Strasser: We also see the trend where you have the human and you say, ‘Follow the red.’ You start from a failure and you trace through the drivers and you get assistance from the tool to tell you where to look. We also see the user being able to query the values through time, and doing their own analytics on the values that you retrieve from the tool.—the tool assistance to the human plus the data analytics. The short path is important for both pre-silicon and post-silicon. You see a symptom and you try to mimic the symptom by writing assertions. These show the environment that points to the root cause of what you are seeing.

SE: Is that the encapsulation of the context and then the usage of the tool to find the minimum path for reproducibility?

Melling: Absolutely. It is a place where dynamic verification and formal come together. Dynamic verification can limit the scope of what you need to look at, and then formal can drill down and do the deep dive on that scope and hopefully give you the root cause issue.

SE: What improvements can people expect to start seeing in the next few years? How far off are machine learning techniques? What impact could Portable Stimulus have on debug?

Melling: It will be continuous. Will there be one silver bullet? I don’t think so. There is nothing that will make the problems associated with debug disappear. We will continue to improve. We are constantly learning from our customers and where their challenges are, where the hardest problems are, and continuing to pound down the nail.
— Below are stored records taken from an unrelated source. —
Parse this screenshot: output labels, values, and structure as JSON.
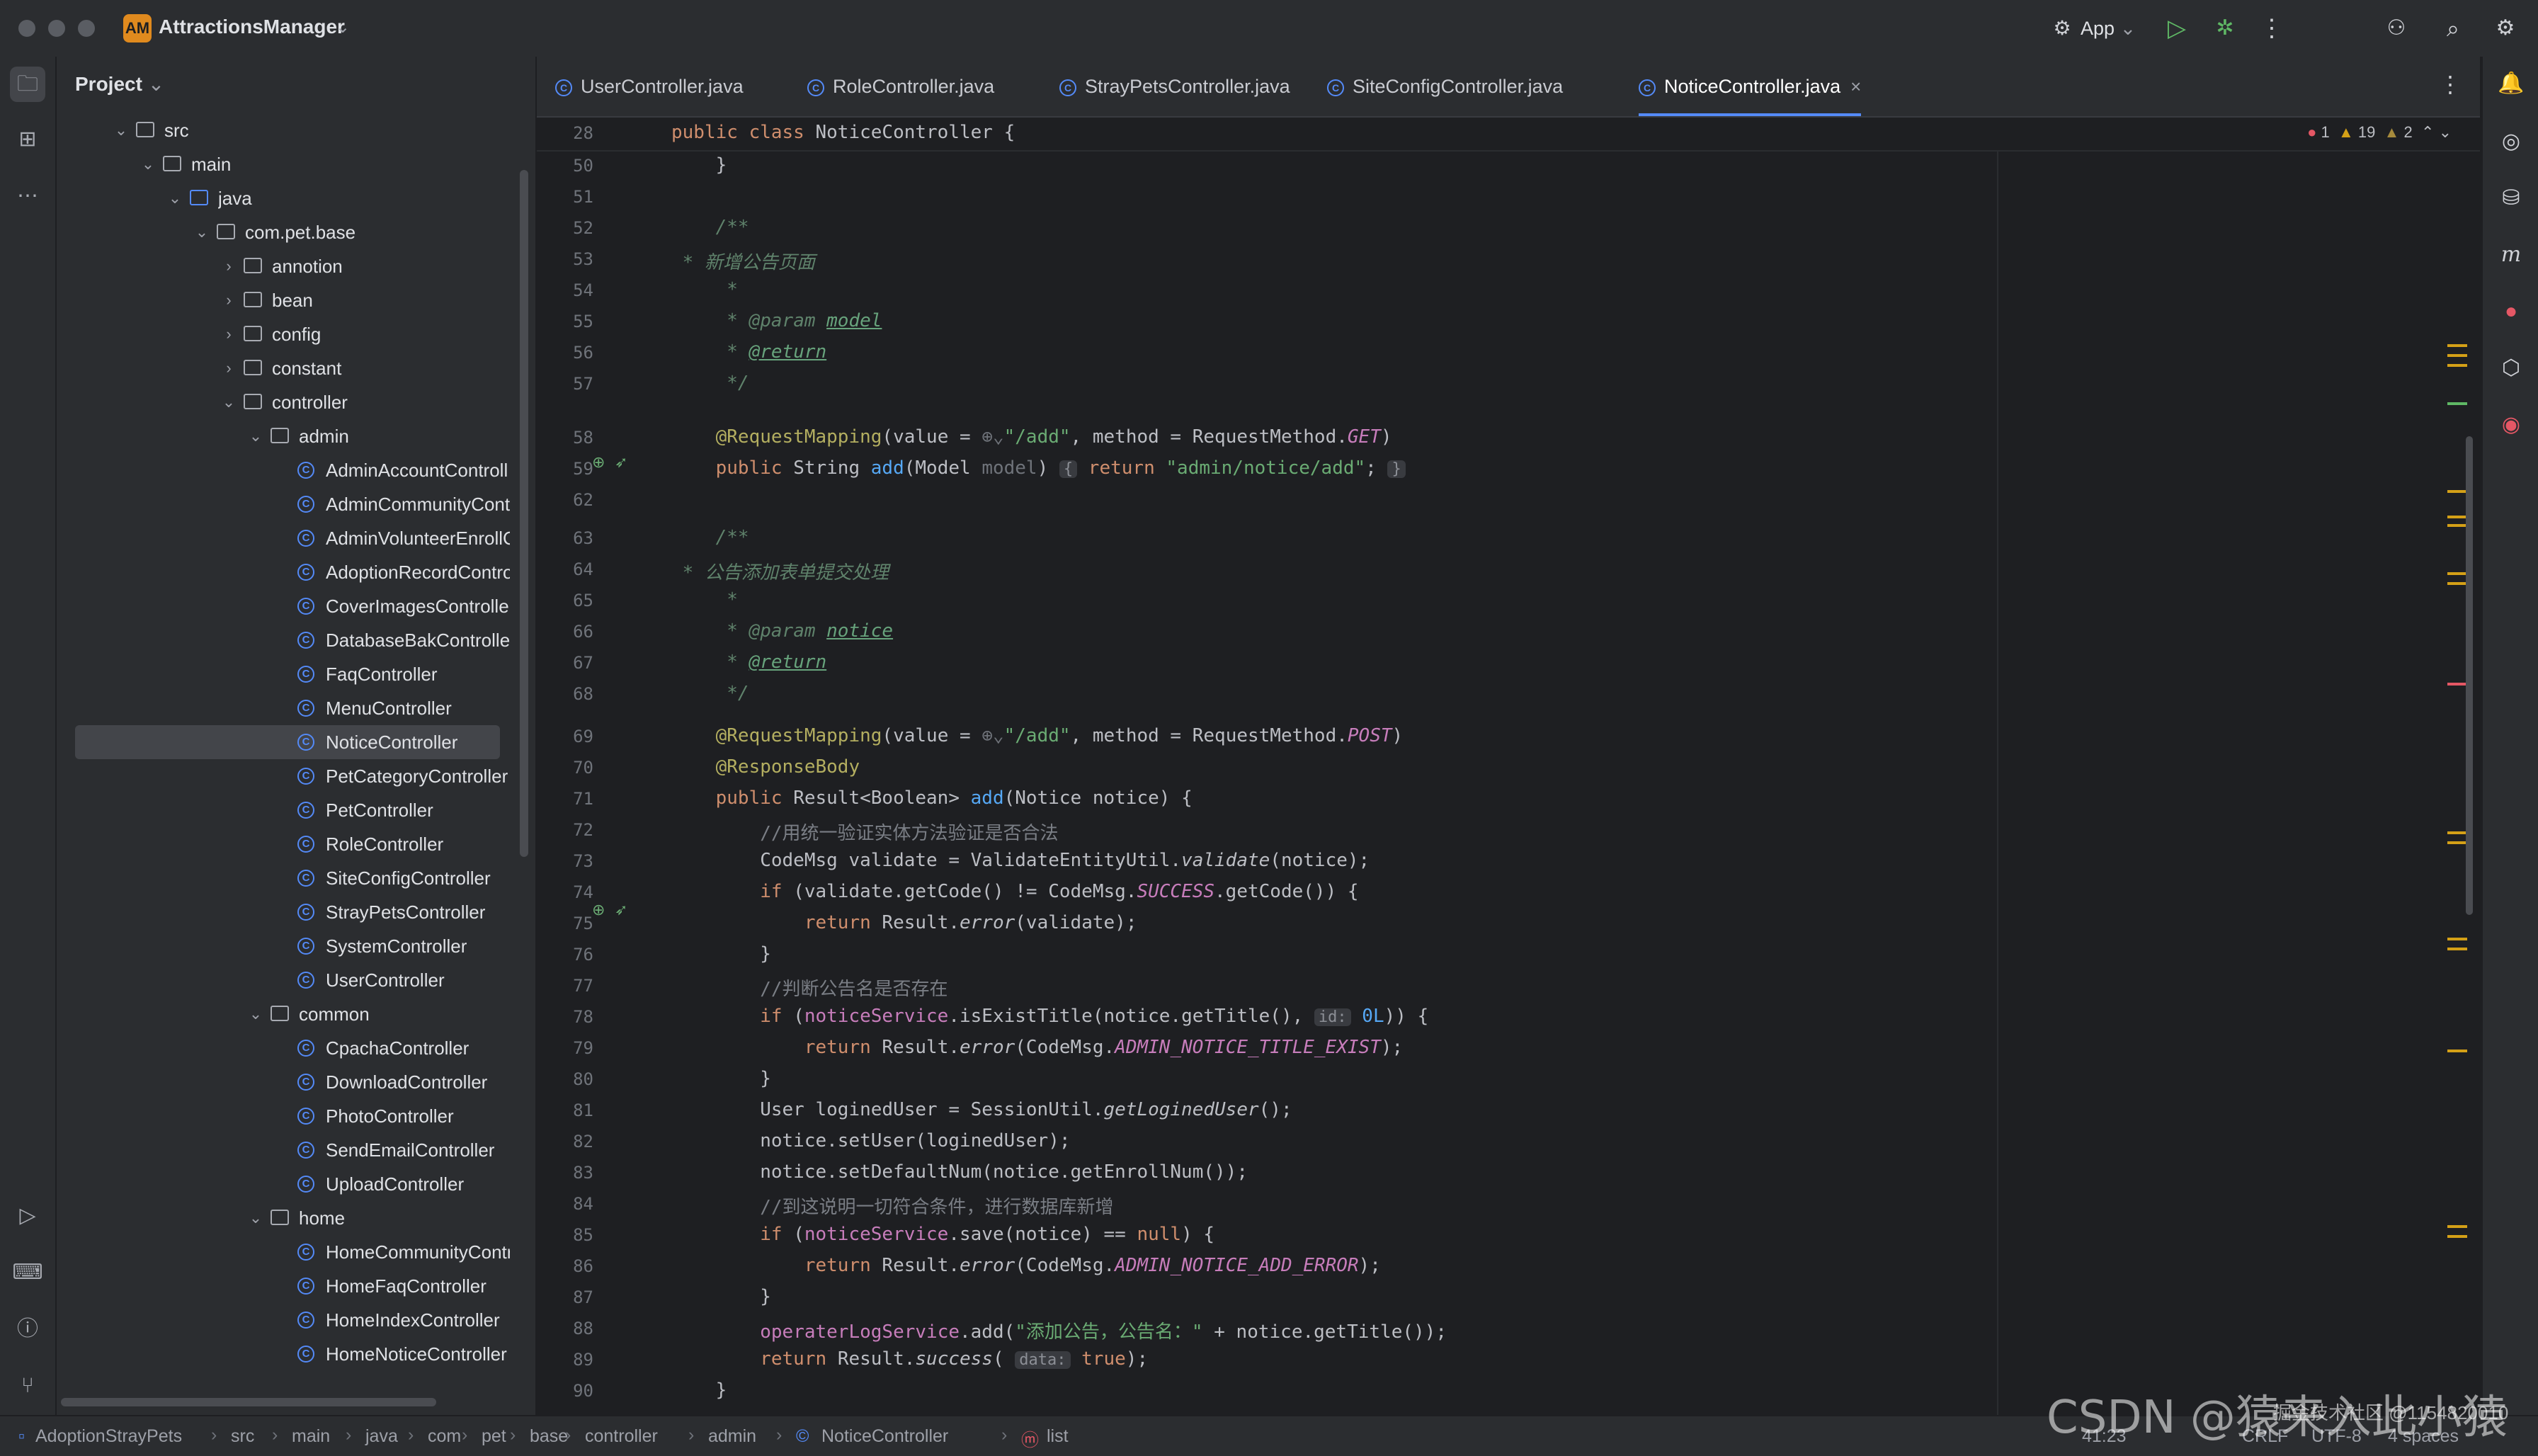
{
  "titlebar": {
    "project_badge": "AM",
    "project_name": "AttractionsManager",
    "run_config": "App"
  },
  "project_panel": {
    "header": "Project",
    "tree": [
      {
        "label": "src",
        "depth": 1,
        "type": "folder",
        "expanded": true
      },
      {
        "label": "main",
        "depth": 2,
        "type": "folder",
        "expanded": true
      },
      {
        "label": "java",
        "depth": 3,
        "type": "folder-blue",
        "expanded": true
      },
      {
        "label": "com.pet.base",
        "depth": 4,
        "type": "package",
        "expanded": true
      },
      {
        "label": "annotion",
        "depth": 5,
        "type": "package",
        "expanded": false
      },
      {
        "label": "bean",
        "depth": 5,
        "type": "package",
        "expanded": false
      },
      {
        "label": "config",
        "depth": 5,
        "type": "package",
        "expanded": false
      },
      {
        "label": "constant",
        "depth": 5,
        "type": "package",
        "expanded": false
      },
      {
        "label": "controller",
        "depth": 5,
        "type": "package",
        "expanded": true
      },
      {
        "label": "admin",
        "depth": 6,
        "type": "package",
        "expanded": true
      },
      {
        "label": "AdminAccountControll",
        "depth": 7,
        "type": "class"
      },
      {
        "label": "AdminCommunityConti",
        "depth": 7,
        "type": "class"
      },
      {
        "label": "AdminVolunteerEnrollC",
        "depth": 7,
        "type": "class"
      },
      {
        "label": "AdoptionRecordContro",
        "depth": 7,
        "type": "class"
      },
      {
        "label": "CoverImagesController",
        "depth": 7,
        "type": "class"
      },
      {
        "label": "DatabaseBakController",
        "depth": 7,
        "type": "class"
      },
      {
        "label": "FaqController",
        "depth": 7,
        "type": "class"
      },
      {
        "label": "MenuController",
        "depth": 7,
        "type": "class"
      },
      {
        "label": "NoticeController",
        "depth": 7,
        "type": "class",
        "selected": true
      },
      {
        "label": "PetCategoryController",
        "depth": 7,
        "type": "class"
      },
      {
        "label": "PetController",
        "depth": 7,
        "type": "class"
      },
      {
        "label": "RoleController",
        "depth": 7,
        "type": "class"
      },
      {
        "label": "SiteConfigController",
        "depth": 7,
        "type": "class"
      },
      {
        "label": "StrayPetsController",
        "depth": 7,
        "type": "class"
      },
      {
        "label": "SystemController",
        "depth": 7,
        "type": "class"
      },
      {
        "label": "UserController",
        "depth": 7,
        "type": "class"
      },
      {
        "label": "common",
        "depth": 6,
        "type": "package",
        "expanded": true
      },
      {
        "label": "CpachaController",
        "depth": 7,
        "type": "class"
      },
      {
        "label": "DownloadController",
        "depth": 7,
        "type": "class"
      },
      {
        "label": "PhotoController",
        "depth": 7,
        "type": "class"
      },
      {
        "label": "SendEmailController",
        "depth": 7,
        "type": "class"
      },
      {
        "label": "UploadController",
        "depth": 7,
        "type": "class"
      },
      {
        "label": "home",
        "depth": 6,
        "type": "package",
        "expanded": true
      },
      {
        "label": "HomeCommunityContr",
        "depth": 7,
        "type": "class"
      },
      {
        "label": "HomeFaqController",
        "depth": 7,
        "type": "class"
      },
      {
        "label": "HomeIndexController",
        "depth": 7,
        "type": "class"
      },
      {
        "label": "HomeNoticeController",
        "depth": 7,
        "type": "class"
      }
    ]
  },
  "tabs": [
    {
      "label": "UserController.java",
      "active": false
    },
    {
      "label": "RoleController.java",
      "active": false
    },
    {
      "label": "StrayPetsController.java",
      "active": false
    },
    {
      "label": "SiteConfigController.java",
      "active": false
    },
    {
      "label": "NoticeController.java",
      "active": true
    }
  ],
  "editor": {
    "sticky_line_number": "28",
    "sticky_code": "public class NoticeController {",
    "inspections": {
      "errors": "1",
      "warnings": "19",
      "weak_warnings": "2"
    },
    "line_numbers": [
      "50",
      "51",
      "52",
      "53",
      "54",
      "55",
      "56",
      "57",
      "",
      "58",
      "59",
      "62",
      "63",
      "64",
      "65",
      "66",
      "67",
      "68",
      "",
      "69",
      "70",
      "71",
      "72",
      "73",
      "74",
      "75",
      "76",
      "77",
      "78",
      "79",
      "80",
      "81",
      "82",
      "83",
      "84",
      "85",
      "86",
      "87",
      "88",
      "89",
      "90"
    ],
    "comments": {
      "add_page": " * 新增公告页面",
      "add_submit": " * 公告添加表单提交处理",
      "validate": "//用统一验证实体方法验证是否合法",
      "exists": "//判断公告名是否存在",
      "ok": "//到这说明一切符合条件，进行数据库新增",
      "log_msg": "\"添加公告，公告名：\""
    }
  },
  "statusbar": {
    "breadcrumbs": [
      "AdoptionStrayPets",
      "src",
      "main",
      "java",
      "com",
      "pet",
      "base",
      "controller",
      "admin",
      "NoticeController",
      "list"
    ],
    "position": "41:23",
    "line_sep": "CRLF",
    "encoding": "UTF-8",
    "indent": "4 spaces"
  },
  "watermark": {
    "text": "CSDN @猿来入此小猿",
    "sub": "掘金技术社区 @1154820010"
  },
  "colors": {
    "accent": "#548af7",
    "background": "#1e1f22",
    "panel": "#2b2d30",
    "keyword": "#cf8e6d",
    "string": "#6aab73",
    "annotation": "#b3ae60"
  }
}
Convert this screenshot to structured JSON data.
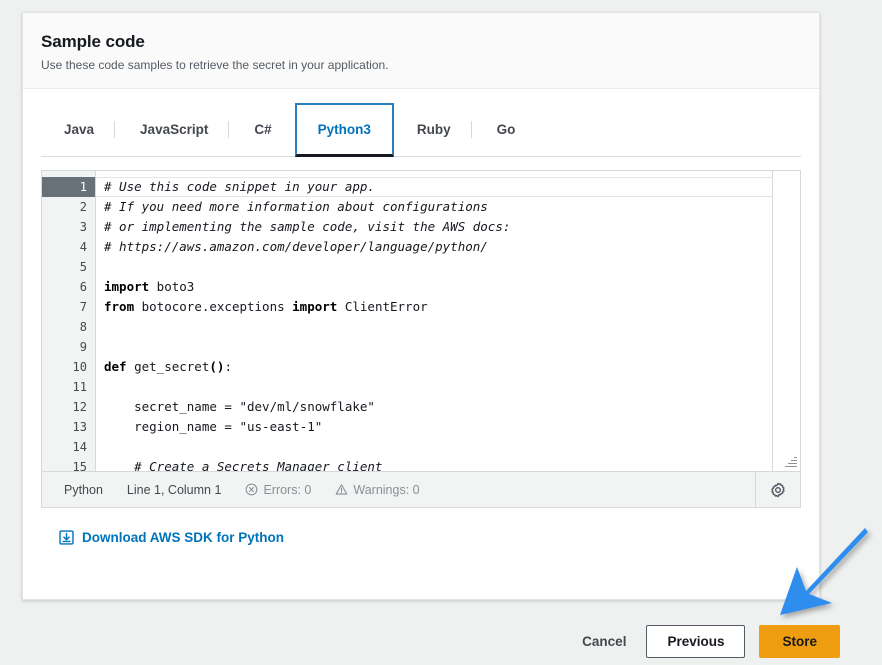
{
  "card": {
    "title": "Sample code",
    "subtitle": "Use these code samples to retrieve the secret in your application."
  },
  "tabs": [
    {
      "label": "Java",
      "active": false
    },
    {
      "label": "JavaScript",
      "active": false
    },
    {
      "label": "C#",
      "active": false
    },
    {
      "label": "Python3",
      "active": true
    },
    {
      "label": "Ruby",
      "active": false
    },
    {
      "label": "Go",
      "active": false
    }
  ],
  "editor": {
    "language": "Python",
    "active_line": 1,
    "lines": [
      {
        "n": 1,
        "segments": [
          {
            "t": "# Use this code snippet in your app.",
            "k": "comment"
          }
        ]
      },
      {
        "n": 2,
        "segments": [
          {
            "t": "# If you need more information about configurations",
            "k": "comment"
          }
        ]
      },
      {
        "n": 3,
        "segments": [
          {
            "t": "# or implementing the sample code, visit the AWS docs:",
            "k": "comment"
          }
        ]
      },
      {
        "n": 4,
        "segments": [
          {
            "t": "# https://aws.amazon.com/developer/language/python/",
            "k": "comment"
          }
        ]
      },
      {
        "n": 5,
        "segments": []
      },
      {
        "n": 6,
        "segments": [
          {
            "t": "import",
            "k": "kw"
          },
          {
            "t": " boto3",
            "k": "plain"
          }
        ]
      },
      {
        "n": 7,
        "segments": [
          {
            "t": "from",
            "k": "kw"
          },
          {
            "t": " botocore.exceptions ",
            "k": "plain"
          },
          {
            "t": "import",
            "k": "kw"
          },
          {
            "t": " ClientError",
            "k": "plain"
          }
        ]
      },
      {
        "n": 8,
        "segments": []
      },
      {
        "n": 9,
        "segments": []
      },
      {
        "n": 10,
        "segments": [
          {
            "t": "def",
            "k": "kw"
          },
          {
            "t": " get_secret",
            "k": "plain"
          },
          {
            "t": "()",
            "k": "paren"
          },
          {
            "t": ":",
            "k": "plain"
          }
        ]
      },
      {
        "n": 11,
        "segments": []
      },
      {
        "n": 12,
        "segments": [
          {
            "t": "    secret_name = ",
            "k": "plain"
          },
          {
            "t": "\"dev/ml/snowflake\"",
            "k": "str"
          }
        ]
      },
      {
        "n": 13,
        "segments": [
          {
            "t": "    region_name = ",
            "k": "plain"
          },
          {
            "t": "\"us-east-1\"",
            "k": "str"
          }
        ]
      },
      {
        "n": 14,
        "segments": []
      },
      {
        "n": 15,
        "segments": [
          {
            "t": "    # Create a Secrets Manager client",
            "k": "comment"
          }
        ]
      }
    ]
  },
  "status_bar": {
    "language": "Python",
    "cursor": "Line 1, Column 1",
    "errors": "Errors: 0",
    "warnings": "Warnings: 0",
    "settings_icon": "gear-icon",
    "error_icon": "error-circle-icon",
    "warning_icon": "warning-triangle-icon"
  },
  "download": {
    "icon": "download-icon",
    "label": "Download AWS SDK for Python"
  },
  "footer": {
    "cancel_label": "Cancel",
    "previous_label": "Previous",
    "store_label": "Store"
  },
  "annotation": {
    "arrow": "blue-arrow-pointing-to-store-button",
    "color": "#2e8ded"
  },
  "colors": {
    "page_background": "#eff1f1",
    "card_background": "#ffffff",
    "header_background": "#fafafa",
    "accent_link": "#0073bb",
    "primary_button": "#ee9c10",
    "active_tab_text": "#0073bb",
    "gutter_active": "#687078",
    "annotation_blue": "#2e8ded"
  }
}
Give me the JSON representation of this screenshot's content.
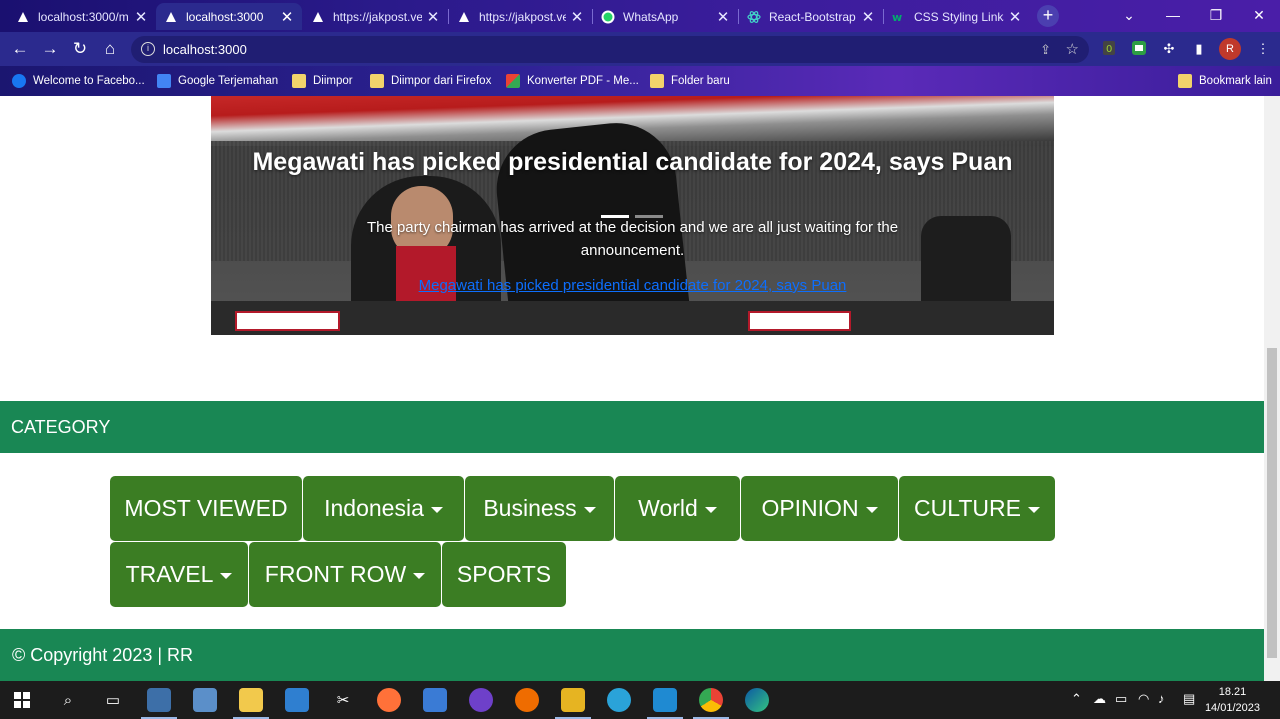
{
  "browser": {
    "tabs": [
      {
        "label": "localhost:3000/m",
        "icon": "triangle-favicon"
      },
      {
        "label": "localhost:3000",
        "icon": "triangle-favicon",
        "active": true
      },
      {
        "label": "https://jakpost.ve",
        "icon": "triangle-favicon"
      },
      {
        "label": "https://jakpost.ve",
        "icon": "triangle-favicon"
      },
      {
        "label": "WhatsApp",
        "icon": "whatsapp-favicon"
      },
      {
        "label": "React-Bootstrap",
        "icon": "react-bootstrap-favicon"
      },
      {
        "label": "CSS Styling Links",
        "icon": "w3schools-favicon"
      }
    ],
    "close_glyph": "✕",
    "new_tab_glyph": "+",
    "url": "localhost:3000",
    "profile_initial": "R",
    "bookmarks": [
      {
        "label": "Welcome to Facebo...",
        "icon": "facebook-icon"
      },
      {
        "label": "Google Terjemahan",
        "icon": "google-translate-icon"
      },
      {
        "label": "Diimpor",
        "icon": "folder-icon"
      },
      {
        "label": "Diimpor dari Firefox",
        "icon": "folder-icon"
      },
      {
        "label": "Konverter PDF - Me...",
        "icon": "pdf-converter-icon"
      },
      {
        "label": "Folder baru",
        "icon": "folder-icon"
      }
    ],
    "other_bookmarks": "Bookmark lain"
  },
  "carousel": {
    "title": "Megawati has picked presidential candidate for 2024, says Puan",
    "description": "The party chairman has arrived at the decision and we are all just waiting for the announcement.",
    "link_text": "Megawati has picked presidential candidate for 2024, says Puan",
    "active_slide": 0,
    "slide_count": 2
  },
  "category": {
    "heading": "CATEGORY",
    "items": [
      {
        "label": "MOST VIEWED",
        "dropdown": false
      },
      {
        "label": "Indonesia",
        "dropdown": true
      },
      {
        "label": "Business",
        "dropdown": true
      },
      {
        "label": "World",
        "dropdown": true
      },
      {
        "label": "OPINION",
        "dropdown": true
      },
      {
        "label": "CULTURE",
        "dropdown": true
      },
      {
        "label": "TRAVEL",
        "dropdown": true
      },
      {
        "label": "FRONT ROW",
        "dropdown": true
      },
      {
        "label": "SPORTS",
        "dropdown": false
      }
    ]
  },
  "footer": {
    "text": "© Copyright 2023 | RR"
  },
  "taskbar": {
    "time": "18.21",
    "date": "14/01/2023"
  },
  "colors": {
    "accent_green": "#198754",
    "menu_green": "#3b7d23",
    "link_blue": "#0d6efd"
  }
}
Strasser: I see assisted debug, not autonomous debug. You get aids from the system, what to look at. Something that tells you what is wrong and what to change. That is not in the foreseeable future.

Olen: Engineers, both design and verification, still have highly gainful employment for the foreseeable future. But I agree, there is a continuum of developments. There are some that we are all working on that one could consider crawling in terms of applying machine learning techniques to verification, to coverage and to debug. They will continue to evolve.

Melling: And get more sophisticated.

Olen: We have talked about some examples today. Is it fully automated? Not quite yet. We mentioned things like arbitration, out of order analysis. Those types of things are happening right now in emulation.

Fish: One impact that machine learning has had on all of us is that there are nice new chips that started from a clean sheet of paper. It has been a while since we had many of those. For a number of years, there has been 20% change between chips. In the past few years, be it related to training or inferencing, there are blank sheets of paper. They are able to do things differently.

Melling: And they are big and complex and they take big datasets being run through them, and that is why we are seeing the boom in the emulation space. It isn’t a ‘nice-to-have’ anymore. It is a ‘must-have.’

Fish: Yes, the vast majority of our customers use emulators or FPGA prototypes.

SE: Any progress in stopping bugs from going in in the first place?

Olen: We should start talking about design for debug.

Fish: I am a believer in high-level synthesis for certain applications. If you can write fewer lines of C code to describe something, you are likely to generate fewer bugs.

Olen: So the creation of bugs is going to shift left.

Leave a Reply

(Note: This name will be displayed publicly)